The border between the two countries is not absolutely impermeable in this crisis, as described below. Indeed, WHO guidelines 2020 would suggest that the Dominican Republic and Haiti are correct to maintain certain openness across the border, unlike some other countries in South America with resultant hardships for poor migrants.
As the pandemic unravels on Hispaniola, four types of cross-border movement have been evidenced on the part of Haitians. The most newsworthy was the exodus across the northern border of some 1,000 Haitians back to Haiti in a single weekend (21-22 March) in what has been aptly described as panic mobility. Lack of coordination between border authorities, and limited capacity on the Haitian side, has meant that COVID-19 testing has been scant for these spontaneous returnees.
Secondly and simultaneously, given an officially closed border, Haitians looking for jobs in the Dominican Republic engineer new informal, potentially dangerous routes, whereby greasing the palm of border authorities, if needed, assures their crossing.
Thirdly, where border control is exercised, some of these informal border–crossers are immediately returned across the border, in so-called non-admissions.
A fourth type of movement is that of regular Haitian cross-border workers who, despite a closed border and suspended bi-weekly border markets, continue to criss-cross on foot the four official border posts. They, too, may be subject to arbitrary removals as the Dominican authorities feign a mainmise, when legislation on the Dominican books since 2004 to authorize this local pendular migration remains a dead letter.
I argue that these four types of movement are both more restricted (there is no way off the island beyond rickety boats with closed borders around the perimeter of the island the norm under COVID-19) but more dynamic on the island than those new (im)mobilities after the Haitian earthquake. Most impoverished Haitians immobilised by the earthquake in 2010 remained petrified at home.
Towards more just migration policies
Could it be that the coronavirus produces a wake-up call towards more fruitful Dominico-Haitian relations notably on migration, recognising that successive Dominican governments have dug themselves deeper and deeper into a hole on migration and nationality affairs?

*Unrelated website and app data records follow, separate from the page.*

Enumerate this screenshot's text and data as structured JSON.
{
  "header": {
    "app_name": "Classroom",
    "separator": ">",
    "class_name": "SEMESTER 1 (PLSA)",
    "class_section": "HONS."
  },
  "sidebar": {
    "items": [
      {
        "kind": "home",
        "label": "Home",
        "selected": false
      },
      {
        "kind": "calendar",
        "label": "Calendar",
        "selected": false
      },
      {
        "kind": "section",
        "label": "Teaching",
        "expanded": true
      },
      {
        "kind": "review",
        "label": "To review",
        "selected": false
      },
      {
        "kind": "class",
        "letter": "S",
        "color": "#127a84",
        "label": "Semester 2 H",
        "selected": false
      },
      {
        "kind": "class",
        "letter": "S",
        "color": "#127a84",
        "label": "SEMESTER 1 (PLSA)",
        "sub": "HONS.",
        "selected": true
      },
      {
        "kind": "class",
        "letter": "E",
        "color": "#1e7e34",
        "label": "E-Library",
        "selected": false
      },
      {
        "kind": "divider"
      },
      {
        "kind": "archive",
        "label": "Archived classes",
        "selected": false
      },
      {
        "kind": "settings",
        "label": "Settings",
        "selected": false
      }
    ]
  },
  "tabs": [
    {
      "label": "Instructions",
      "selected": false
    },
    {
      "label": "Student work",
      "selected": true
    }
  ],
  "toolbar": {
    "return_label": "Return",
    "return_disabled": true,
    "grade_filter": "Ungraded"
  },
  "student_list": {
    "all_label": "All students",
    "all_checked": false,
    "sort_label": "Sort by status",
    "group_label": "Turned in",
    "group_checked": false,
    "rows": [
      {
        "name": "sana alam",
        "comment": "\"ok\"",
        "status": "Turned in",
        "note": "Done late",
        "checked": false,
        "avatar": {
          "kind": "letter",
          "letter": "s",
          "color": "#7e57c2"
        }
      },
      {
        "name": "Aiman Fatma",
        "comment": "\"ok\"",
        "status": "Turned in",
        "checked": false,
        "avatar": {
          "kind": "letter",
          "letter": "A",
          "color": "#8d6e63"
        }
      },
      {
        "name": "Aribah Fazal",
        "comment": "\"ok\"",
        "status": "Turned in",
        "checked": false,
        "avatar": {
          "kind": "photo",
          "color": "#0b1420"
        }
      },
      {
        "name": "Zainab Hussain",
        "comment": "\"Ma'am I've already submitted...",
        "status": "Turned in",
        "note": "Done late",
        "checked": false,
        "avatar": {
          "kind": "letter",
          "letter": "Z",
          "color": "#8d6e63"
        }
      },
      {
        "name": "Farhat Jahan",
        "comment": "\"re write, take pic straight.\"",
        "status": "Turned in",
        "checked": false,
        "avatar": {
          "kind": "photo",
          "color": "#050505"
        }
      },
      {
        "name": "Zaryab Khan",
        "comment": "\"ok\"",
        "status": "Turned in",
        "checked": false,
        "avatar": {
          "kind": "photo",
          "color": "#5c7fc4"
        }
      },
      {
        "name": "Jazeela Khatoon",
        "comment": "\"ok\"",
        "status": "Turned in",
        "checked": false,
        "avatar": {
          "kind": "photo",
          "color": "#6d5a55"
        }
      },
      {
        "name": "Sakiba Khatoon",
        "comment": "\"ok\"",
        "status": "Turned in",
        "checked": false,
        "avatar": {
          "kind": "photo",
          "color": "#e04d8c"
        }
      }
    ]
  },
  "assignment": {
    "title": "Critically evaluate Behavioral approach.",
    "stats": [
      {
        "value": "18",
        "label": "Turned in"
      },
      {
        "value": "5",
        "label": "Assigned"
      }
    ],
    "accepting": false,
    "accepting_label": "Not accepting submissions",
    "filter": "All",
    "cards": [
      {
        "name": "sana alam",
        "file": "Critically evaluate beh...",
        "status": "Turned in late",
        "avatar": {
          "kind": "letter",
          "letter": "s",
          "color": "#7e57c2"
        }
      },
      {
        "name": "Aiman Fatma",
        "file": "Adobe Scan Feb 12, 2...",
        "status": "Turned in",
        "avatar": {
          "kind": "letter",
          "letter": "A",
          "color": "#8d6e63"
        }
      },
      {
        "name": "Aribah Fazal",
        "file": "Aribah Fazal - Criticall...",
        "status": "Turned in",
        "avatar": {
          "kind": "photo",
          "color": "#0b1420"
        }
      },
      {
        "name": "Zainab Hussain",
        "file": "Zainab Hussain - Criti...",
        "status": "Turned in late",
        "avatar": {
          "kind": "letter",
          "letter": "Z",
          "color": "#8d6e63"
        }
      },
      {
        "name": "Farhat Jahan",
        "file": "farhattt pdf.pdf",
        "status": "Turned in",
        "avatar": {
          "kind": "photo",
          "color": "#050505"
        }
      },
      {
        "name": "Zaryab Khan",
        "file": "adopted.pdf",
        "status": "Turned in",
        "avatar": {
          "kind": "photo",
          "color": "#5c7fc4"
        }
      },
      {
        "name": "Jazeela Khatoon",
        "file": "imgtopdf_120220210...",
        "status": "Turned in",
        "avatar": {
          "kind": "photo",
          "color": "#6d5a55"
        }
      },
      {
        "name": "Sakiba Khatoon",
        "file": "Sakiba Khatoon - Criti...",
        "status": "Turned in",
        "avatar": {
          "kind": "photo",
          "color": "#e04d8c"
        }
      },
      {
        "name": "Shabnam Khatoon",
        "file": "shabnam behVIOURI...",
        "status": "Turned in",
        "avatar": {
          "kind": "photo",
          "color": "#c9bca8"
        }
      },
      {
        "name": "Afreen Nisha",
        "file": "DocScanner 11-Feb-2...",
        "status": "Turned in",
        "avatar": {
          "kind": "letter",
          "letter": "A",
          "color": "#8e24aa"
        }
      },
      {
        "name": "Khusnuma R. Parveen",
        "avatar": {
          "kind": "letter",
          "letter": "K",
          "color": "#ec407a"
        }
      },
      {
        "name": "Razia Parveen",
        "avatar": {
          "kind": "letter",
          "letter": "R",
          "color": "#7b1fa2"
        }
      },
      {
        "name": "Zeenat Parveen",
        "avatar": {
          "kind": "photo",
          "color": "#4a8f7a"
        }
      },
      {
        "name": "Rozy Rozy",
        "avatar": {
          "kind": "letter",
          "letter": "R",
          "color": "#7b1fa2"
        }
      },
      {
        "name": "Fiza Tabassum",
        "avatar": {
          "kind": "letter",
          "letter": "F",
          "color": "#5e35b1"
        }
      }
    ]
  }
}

Migrants’ rights activists are insisting that those segments of the population in “precarious legality”, Haitian migrants and denationalized Dominicans of Haitian ancestry, be included in coronavirus responses. Otherwise all are at risk of contagion. A leading jurist in Santo Domingo admonished: “..there is no possible escape from coronavirus: anyone, poor or rich, may be infected. So we are all together in a big cosmic boat which is the Earth, although to be sure only some are travelling in first class.”
In these circumstances we could be in for the long haul to control coronavirus across Hispaniola.
Bridget Wooding, is Director of the Observatory of Caribbean Migrants (OBMICA), Dominican Republic.
 Term coined by Tanya Bosak and Martha Rojas in 2017 to describe Mexico’s regularization programme. See https://www.tandfonline.com/doi/abs/10.1080/01419870.2017.1291983?journalCode=rers20